Washington Not seen for 60 years, the ivory-billed woodpecker -- called "the flagship of American extinction" -- is alive and soaring through Arkansas' ancient cypress swamps.
In an announcement Thursday termed "a ray of hope" amid gloomy news about Earth's environment, scientists revealed that during the past 14 months veteran naturalists have spotted the largest American woodpecker seven times. They even captured it on a blurry video once.
"It was a spiritual experience," said Gene Sparling, an entrepreneur and naturalist who was the first to see the bird. He spotted the male woodpecker Feb. 11, 2004, while kayaking alone in the Cache River National Wildlife Refuge in eastern Arkansas.
In a later confirmatory sighting, the woodpecker swooped directly over two experienced birders who had accompanied Sparling to find the elusive woodpecker.
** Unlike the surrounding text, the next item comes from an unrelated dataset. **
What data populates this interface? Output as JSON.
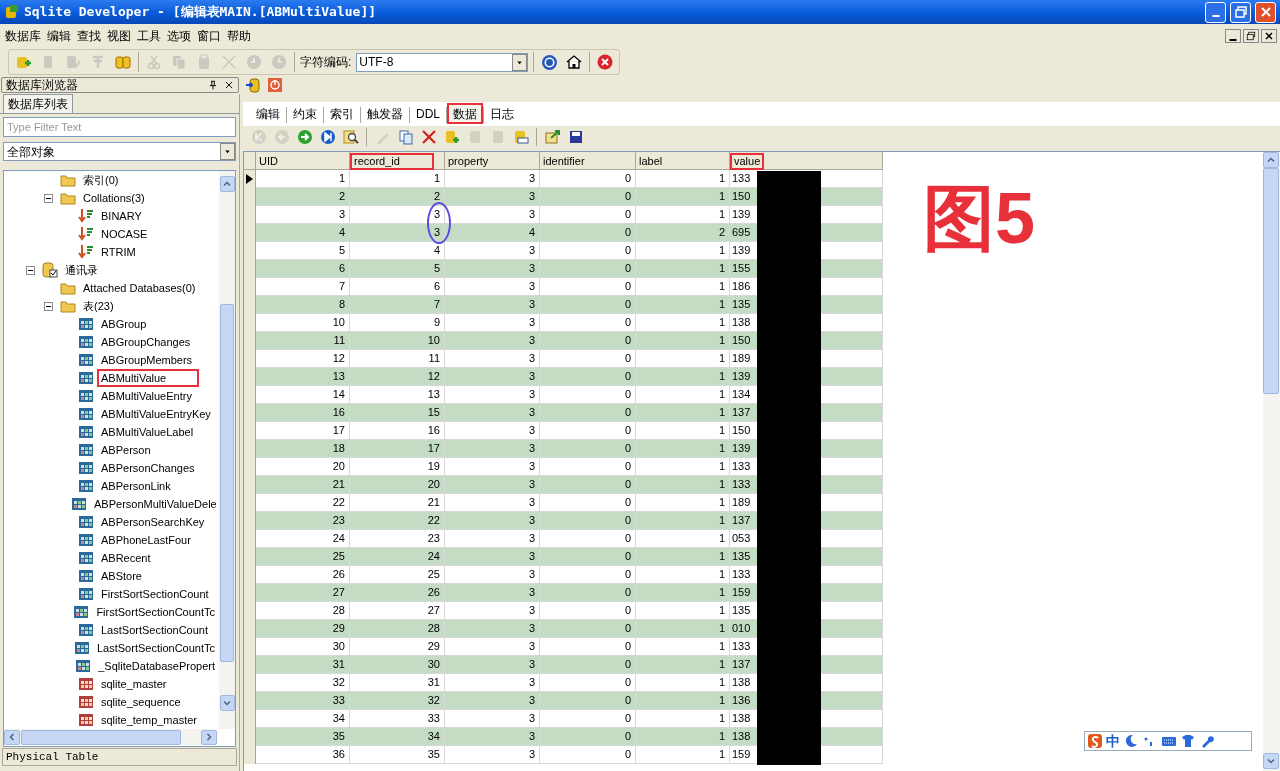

That caused the startled duo to simultaneously yell "ivory-bill," rock their canoe and scare off the very bird they were looking for.
"The thing just veered away and went flying off through the woods," said one of the two, Tim Gallagher, editor-in-chief of a magazine published by the Lab of Ornithology at Cornell University.
What is just as elusive as the bird, which typically is about 20 inches long and weighs 1 pound, is knowing whether the sightings were of a single woodpecker or several birds.
Dozens of scientists have surveyed only about 5 percent of the 550,000-acre Big Woods where the woodpecker was spotted. But they hope that as many as 30 may be living there.
The journal Science on Thursday published a peer-reviewed account of the discovery online. More than 20 scientists have viewed the video and confirmed the sightings, said Cornell lab director John Fitzpatrick, head of the ivory-bill search effort.
The magnificent red-headed bird with snow white patches on its back and tail feathers once soared through much of the southeastern United States before its old hardwood habitat was lost to development and logging. It also was killed and stuffed by collectors.
The Bush administration jumped on the discovery, announcing $10 million to help protect the bird. Another $10 million is being spent by private conservation groups to protect the habitat.